WHAT NEEDS TO BE DONE:
Sift through the material below and return the lines with "this".

INFORMATION SUPPLIED:
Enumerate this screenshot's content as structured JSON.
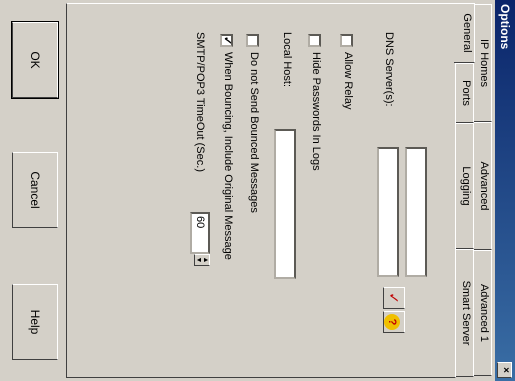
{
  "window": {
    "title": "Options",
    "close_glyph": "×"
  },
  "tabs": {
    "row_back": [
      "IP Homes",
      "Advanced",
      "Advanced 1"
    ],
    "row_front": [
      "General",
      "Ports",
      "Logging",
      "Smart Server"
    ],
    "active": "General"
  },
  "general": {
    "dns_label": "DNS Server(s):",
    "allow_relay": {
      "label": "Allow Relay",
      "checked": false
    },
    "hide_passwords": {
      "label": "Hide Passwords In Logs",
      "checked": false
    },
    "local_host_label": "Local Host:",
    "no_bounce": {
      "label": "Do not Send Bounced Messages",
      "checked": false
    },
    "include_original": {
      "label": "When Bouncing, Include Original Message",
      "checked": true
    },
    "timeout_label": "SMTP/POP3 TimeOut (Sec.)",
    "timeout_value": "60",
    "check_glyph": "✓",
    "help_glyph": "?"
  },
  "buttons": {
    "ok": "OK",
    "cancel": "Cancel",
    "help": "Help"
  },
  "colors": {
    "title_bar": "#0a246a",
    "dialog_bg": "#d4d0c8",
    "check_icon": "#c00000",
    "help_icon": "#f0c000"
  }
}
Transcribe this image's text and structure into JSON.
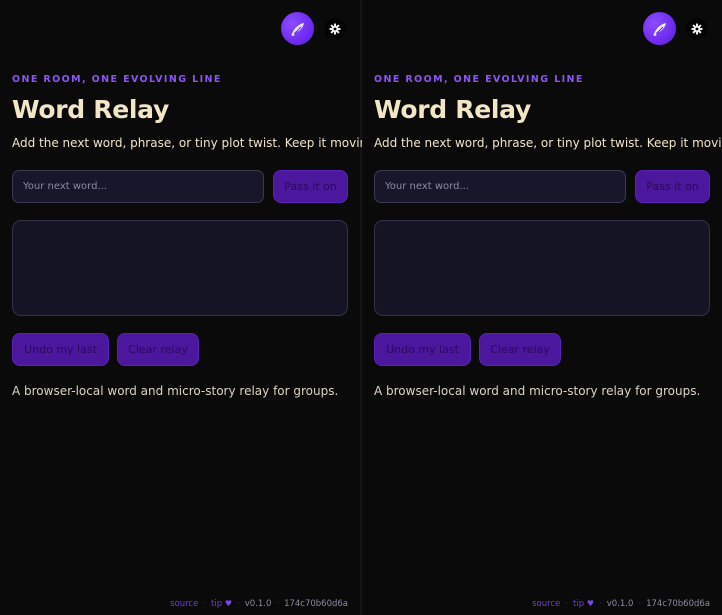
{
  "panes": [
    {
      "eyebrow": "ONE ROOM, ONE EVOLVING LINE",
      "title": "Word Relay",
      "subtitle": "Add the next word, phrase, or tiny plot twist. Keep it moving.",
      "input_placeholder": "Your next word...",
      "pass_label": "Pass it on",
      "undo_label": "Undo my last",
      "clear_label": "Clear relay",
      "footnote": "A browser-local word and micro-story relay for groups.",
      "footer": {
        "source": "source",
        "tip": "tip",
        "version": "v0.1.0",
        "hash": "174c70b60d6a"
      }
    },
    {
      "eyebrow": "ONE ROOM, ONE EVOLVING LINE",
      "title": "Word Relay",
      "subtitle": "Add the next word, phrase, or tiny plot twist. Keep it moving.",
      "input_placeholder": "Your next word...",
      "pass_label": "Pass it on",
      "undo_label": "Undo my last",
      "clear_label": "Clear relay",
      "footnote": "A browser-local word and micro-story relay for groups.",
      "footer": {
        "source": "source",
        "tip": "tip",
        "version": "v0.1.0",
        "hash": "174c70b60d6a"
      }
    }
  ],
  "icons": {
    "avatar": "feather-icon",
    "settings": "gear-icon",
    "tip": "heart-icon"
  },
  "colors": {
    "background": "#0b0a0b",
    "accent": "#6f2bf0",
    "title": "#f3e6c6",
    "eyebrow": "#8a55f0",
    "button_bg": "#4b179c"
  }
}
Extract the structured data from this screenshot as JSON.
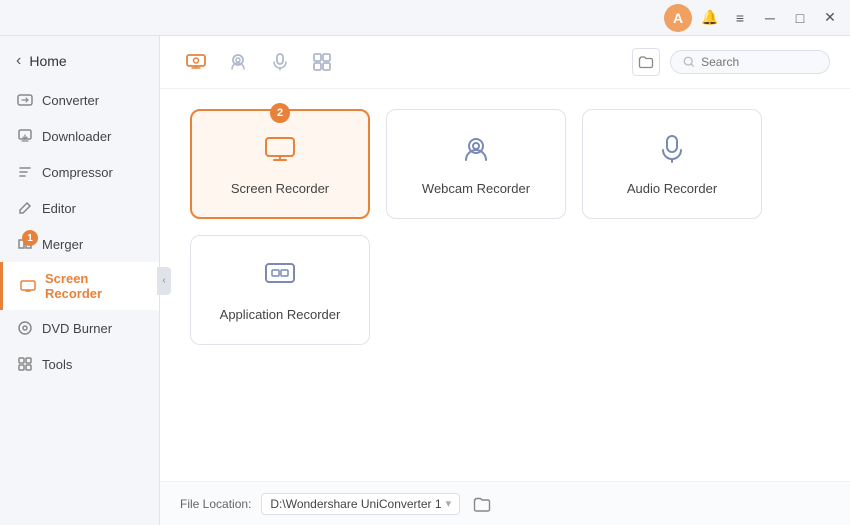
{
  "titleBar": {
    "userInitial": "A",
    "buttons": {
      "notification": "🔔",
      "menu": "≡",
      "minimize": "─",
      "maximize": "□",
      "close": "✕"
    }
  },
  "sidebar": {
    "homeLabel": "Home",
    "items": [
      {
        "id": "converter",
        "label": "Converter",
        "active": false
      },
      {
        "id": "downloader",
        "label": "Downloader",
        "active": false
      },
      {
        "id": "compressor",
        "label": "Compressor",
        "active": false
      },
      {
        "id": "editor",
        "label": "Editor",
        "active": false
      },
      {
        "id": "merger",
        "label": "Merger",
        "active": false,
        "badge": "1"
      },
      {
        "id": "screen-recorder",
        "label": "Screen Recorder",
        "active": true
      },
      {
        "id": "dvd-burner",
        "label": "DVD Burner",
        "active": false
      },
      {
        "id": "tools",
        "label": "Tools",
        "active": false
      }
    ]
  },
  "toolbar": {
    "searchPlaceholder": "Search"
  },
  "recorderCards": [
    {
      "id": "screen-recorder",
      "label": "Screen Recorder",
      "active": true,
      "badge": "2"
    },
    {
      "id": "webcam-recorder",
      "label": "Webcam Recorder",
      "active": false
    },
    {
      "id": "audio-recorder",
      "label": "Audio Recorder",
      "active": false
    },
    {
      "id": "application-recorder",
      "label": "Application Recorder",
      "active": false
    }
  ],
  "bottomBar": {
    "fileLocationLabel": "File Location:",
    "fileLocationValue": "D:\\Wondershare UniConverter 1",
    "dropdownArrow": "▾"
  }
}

WRITTEN SOLUTION:
Enumerate this screenshot's content as structured JSON.
Transcribe this image's text and structure into JSON.
Extract the structured data from this screenshot as JSON.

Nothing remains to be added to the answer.